* [Exercise description]
Where does the string "visible" appear in the records? Copy each line that holds it.

-- Available data follows --

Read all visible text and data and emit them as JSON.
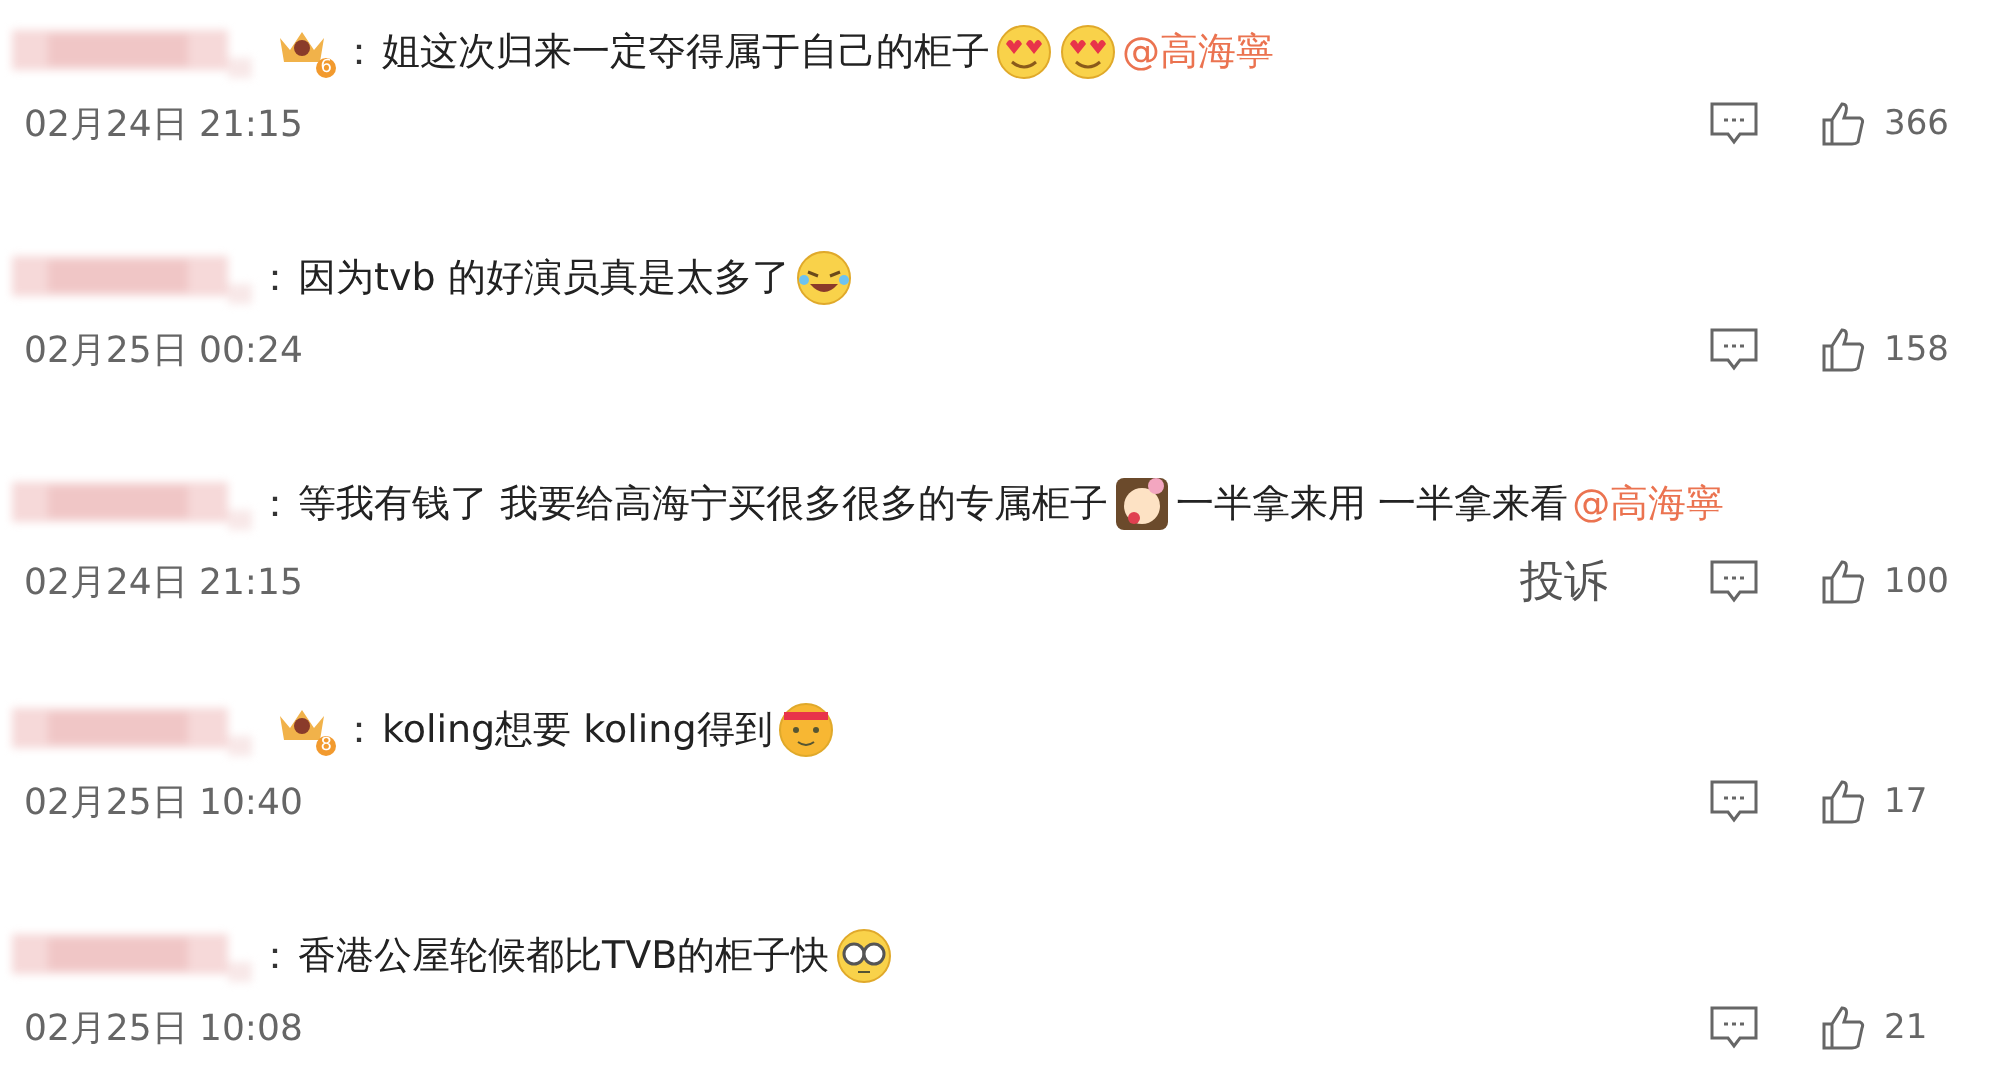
{
  "comments": [
    {
      "badge": "6",
      "separator": "：",
      "segments": [
        {
          "kind": "text",
          "text": "姐这次归来一定夺得属于自己的柜子"
        },
        {
          "kind": "hearts"
        },
        {
          "kind": "hearts"
        },
        {
          "kind": "mention",
          "text": "@高海寧"
        }
      ],
      "time": "02月24日 21:15",
      "likes": "366"
    },
    {
      "separator": "：",
      "segments": [
        {
          "kind": "text",
          "text": "因为tvb 的好演员真是太多了"
        },
        {
          "kind": "laugh"
        }
      ],
      "time": "02月25日 00:24",
      "likes": "158"
    },
    {
      "separator": "：",
      "segments": [
        {
          "kind": "text",
          "text": "等我有钱了 我要给高海宁买很多很多的专属柜子"
        },
        {
          "kind": "girl"
        },
        {
          "kind": "text",
          "text": "一半拿来用 一半拿来看"
        },
        {
          "kind": "mention",
          "text": "@高海寧"
        }
      ],
      "time": "02月24日 21:15",
      "report": "投诉",
      "likes": "100"
    },
    {
      "badge": "8",
      "separator": "：",
      "segments": [
        {
          "kind": "text",
          "text": "koling想要 koling得到"
        },
        {
          "kind": "hot"
        }
      ],
      "time": "02月25日 10:40",
      "likes": "17"
    },
    {
      "separator": "：",
      "segments": [
        {
          "kind": "text",
          "text": "香港公屋轮候都比TVB的柜子快"
        },
        {
          "kind": "glasses"
        }
      ],
      "time": "02月25日 10:08",
      "likes": "21"
    }
  ]
}
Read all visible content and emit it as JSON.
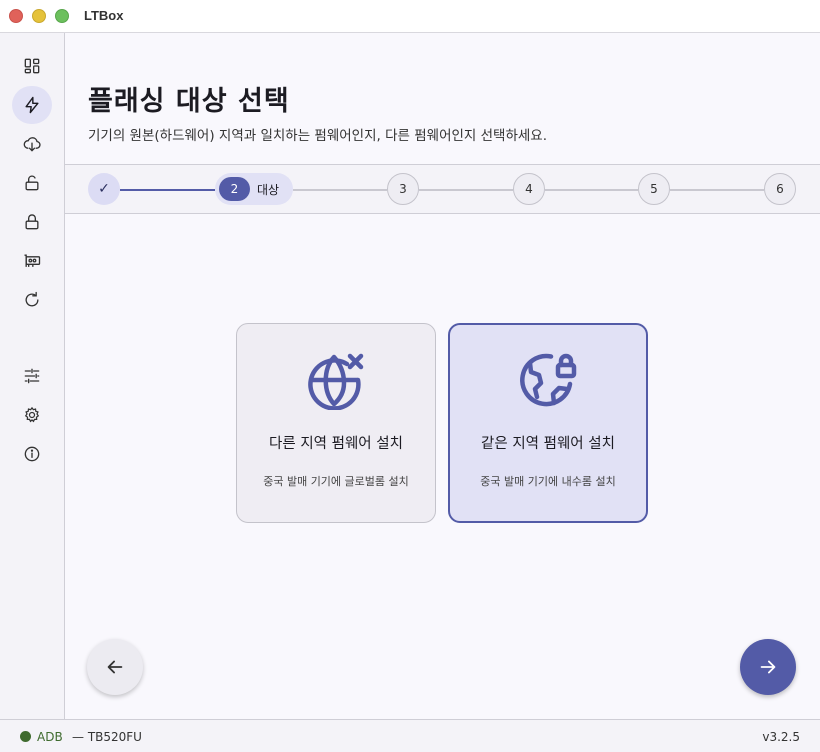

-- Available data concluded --

* [Solution below]
Read all visible text and data and emit them as JSON.
Read all visible content and emit it as JSON.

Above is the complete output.